Debt cap: failure to make statements of allocation: outline
What happens when a group fails to make statements of allocation
If the reporting body fails to make a statement of allocation of disallowances or exemptions, TIOPA10/PT7/S284 and 296 apply. These paragraphs along with the Corporation Tax (Financing Costs and Income) Regulations 2009 (SI 2009/3173) operate to allocate the disallowances or exemptions between the relevant group companies or UK group companies.
Part 7 contains provision on how the amount allocated by default is calculated for each company, and the regulations specify the order in which the reduction is to be made.
Where no statement of allocation has been made, it is up to each member of the UK group to show the appropriate disallowance of financing expenses, or disregard of financing income, in its CTSA return. The Corporation Tax (Financing Costs and Income) Regulations 2009 contain provisions requiring the ultimate UK parent company in a group to make the necessary information available to individual companies to allow them to comply (CFM91890).
The submission of statements of allocated disallowances and exemptions, either by authorised companies or by group companies acting jointly, is mandatory - ‘default allocation’ is a last resort to enable individual companies to comply with their obligations to make correct CTSA returns. It is not an alternative to submission of a statement.
Where HMRC has reason to believe that the debt cap rules should apply, or are likely to apply, to a group, but no allocation statements are submitted for a particular period of account, and the returns of group companies do not show any default allocation, the initial approach of HMRC staff should be to request an explanation.
If there is a dispute about whether or not there is an overall disallowance (for example in a case where it appears that the tax avoidance provisions in Chapter 6 of Part 7 may apply), and the dispute is resolved in HMRC’s favour, the group should be invited to submit statements allocating the agreed disallowance, and any disregard of financing income.
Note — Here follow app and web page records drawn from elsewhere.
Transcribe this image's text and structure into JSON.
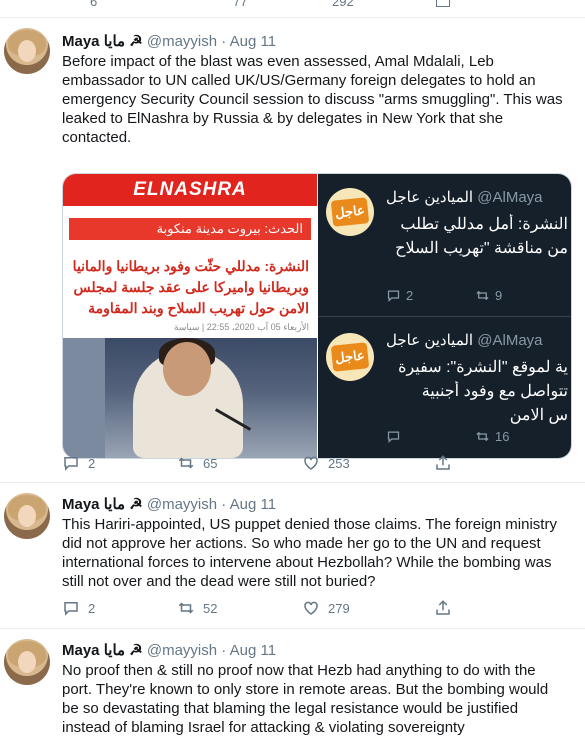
{
  "top_actions": {
    "reply": "6",
    "retweet": "77",
    "like": "292"
  },
  "tweets": [
    {
      "display_name": "Maya مايا",
      "flag_glyph": "☭",
      "handle": "@mayyish",
      "date": "Aug 11",
      "text": "Before impact of the blast was even assessed, Amal Mdalali, Leb embassador to UN called UK/US/Germany foreign delegates to hold an emergency Security Council session to discuss \"arms smuggling\". This was leaked to ElNashra by Russia & by delegates in New York that she contacted.",
      "replies": "2",
      "retweets": "65",
      "likes": "253"
    },
    {
      "display_name": "Maya مايا",
      "flag_glyph": "☭",
      "handle": "@mayyish",
      "date": "Aug 11",
      "text": "This Hariri-appointed, US puppet denied those claims. The foreign ministry did not approve her actions. So who made her go to the UN and request international forces to intervene about Hezbollah? While the bombing was still not over and the dead were still not buried?",
      "replies": "2",
      "retweets": "52",
      "likes": "279"
    },
    {
      "display_name": "Maya مايا",
      "flag_glyph": "☭",
      "handle": "@mayyish",
      "date": "Aug 11",
      "text": "No proof then & still no proof now that Hezb had anything to do with the port. They're known to only store in remote areas. But the bombing would be so devastating that blaming the legal resistance would be justified instead of blaming Israel for attacking & violating sovereignty"
    }
  ],
  "media": {
    "logo": "ELNASHRA",
    "breaking": "الحدث: بيروت مدينة منكوبة",
    "headline": "النشرة: مدللي حثّت وفود بريطانيا والمانيا وبريطانيا واميركا على عقد جلسة لمجلس الامن حول تهريب السلاح وبند المقاومة",
    "date": "الأربعاء 05 آب 2020، 22:55 | سياسة",
    "cards": [
      {
        "badge": "عاجل",
        "name": "الميادين عاجل",
        "handle": "@AlMaya",
        "line1": "النشرة: أمل مدللي تطلب",
        "line2": "من مناقشة \"تهريب السلاح",
        "replies": "2",
        "retweets": "9"
      },
      {
        "badge": "عاجل",
        "name": "الميادين عاجل",
        "handle": "@AlMaya",
        "line1": "ية لموقع \"النشرة\": سفيرة",
        "line2": "تتواصل مع وفود أجنبية",
        "line3": "س الامن",
        "retweets": "16"
      }
    ]
  },
  "colors": {
    "secondary": "#657786",
    "border": "#e6ecf0",
    "red": "#e2241e",
    "dark": "#15202b"
  }
}
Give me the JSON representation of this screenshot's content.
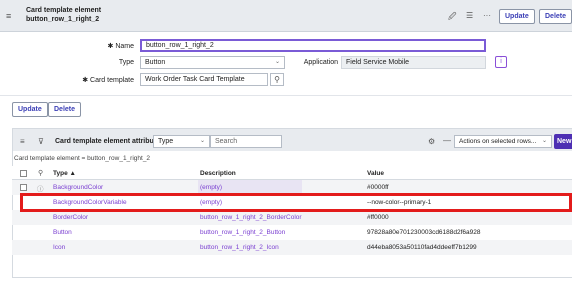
{
  "header": {
    "title_line1": "Card template element",
    "title_line2": "button_row_1_right_2",
    "update_label": "Update",
    "delete_label": "Delete"
  },
  "form": {
    "name_label": "Name",
    "name_value": "button_row_1_right_2",
    "type_label": "Type",
    "type_value": "Button",
    "application_label": "Application",
    "application_value": "Field Service Mobile",
    "card_template_label": "Card template",
    "card_template_value": "Work Order Task Card Template",
    "required_marker": "✱"
  },
  "actions": {
    "update_label": "Update",
    "delete_label": "Delete"
  },
  "related_list": {
    "title": "Card template element attributes",
    "filter_field": "Type",
    "search_placeholder": "Search",
    "actions_select": "Actions on selected rows...",
    "new_label": "New",
    "breadcrumb": "Card template element = button_row_1_right_2",
    "columns": {
      "type": "Type ▲",
      "description": "Description",
      "value": "Value"
    },
    "rows": [
      {
        "type": "BackgroundColor",
        "description": "(empty)",
        "value": "#0000ff"
      },
      {
        "type": "BackgroundColorVariable",
        "description": "(empty)",
        "value": "--now-color--primary-1"
      },
      {
        "type": "BorderColor",
        "description": "button_row_1_right_2_BorderColor",
        "value": "#ff0000"
      },
      {
        "type": "Button",
        "description": "button_row_1_right_2_Button",
        "value": "97828a80e701230003cd6188d2f6a928"
      },
      {
        "type": "Icon",
        "description": "button_row_1_right_2_Icon",
        "value": "d44eba8053a50110fad4ddeeff7b1299"
      }
    ]
  }
}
Where the group had previously, in good faith, formed a view that the debt cap rules did not apply, this should be regarded as coming within the circumstances where late statements of allocation may be accepted (CFM91680). HMRC staff should not insist on a default allocation being made.
Although the regulations give HMRC the power to make determinations of the tested expense amount, total disallowed amount, the total of the unrestricted reductions and the tested income amount (CFM91910), it is likely that the formal procedure will only rarely to be invoked.